### Input material ###
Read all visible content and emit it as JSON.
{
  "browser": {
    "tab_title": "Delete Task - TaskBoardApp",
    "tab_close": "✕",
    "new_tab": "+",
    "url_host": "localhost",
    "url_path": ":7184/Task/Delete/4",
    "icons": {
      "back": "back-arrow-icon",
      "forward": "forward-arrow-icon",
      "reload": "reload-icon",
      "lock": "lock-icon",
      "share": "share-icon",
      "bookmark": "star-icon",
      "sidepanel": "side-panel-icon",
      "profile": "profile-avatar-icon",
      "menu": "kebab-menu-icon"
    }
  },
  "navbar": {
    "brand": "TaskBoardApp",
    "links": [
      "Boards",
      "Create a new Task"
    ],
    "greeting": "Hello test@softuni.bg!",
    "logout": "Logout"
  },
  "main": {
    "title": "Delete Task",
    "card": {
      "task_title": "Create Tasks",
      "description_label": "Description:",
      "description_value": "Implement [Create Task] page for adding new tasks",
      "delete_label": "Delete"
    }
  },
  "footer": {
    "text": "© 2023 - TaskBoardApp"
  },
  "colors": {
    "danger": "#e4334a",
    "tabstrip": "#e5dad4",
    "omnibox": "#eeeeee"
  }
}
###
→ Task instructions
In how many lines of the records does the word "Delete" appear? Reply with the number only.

→ Answer for the task
4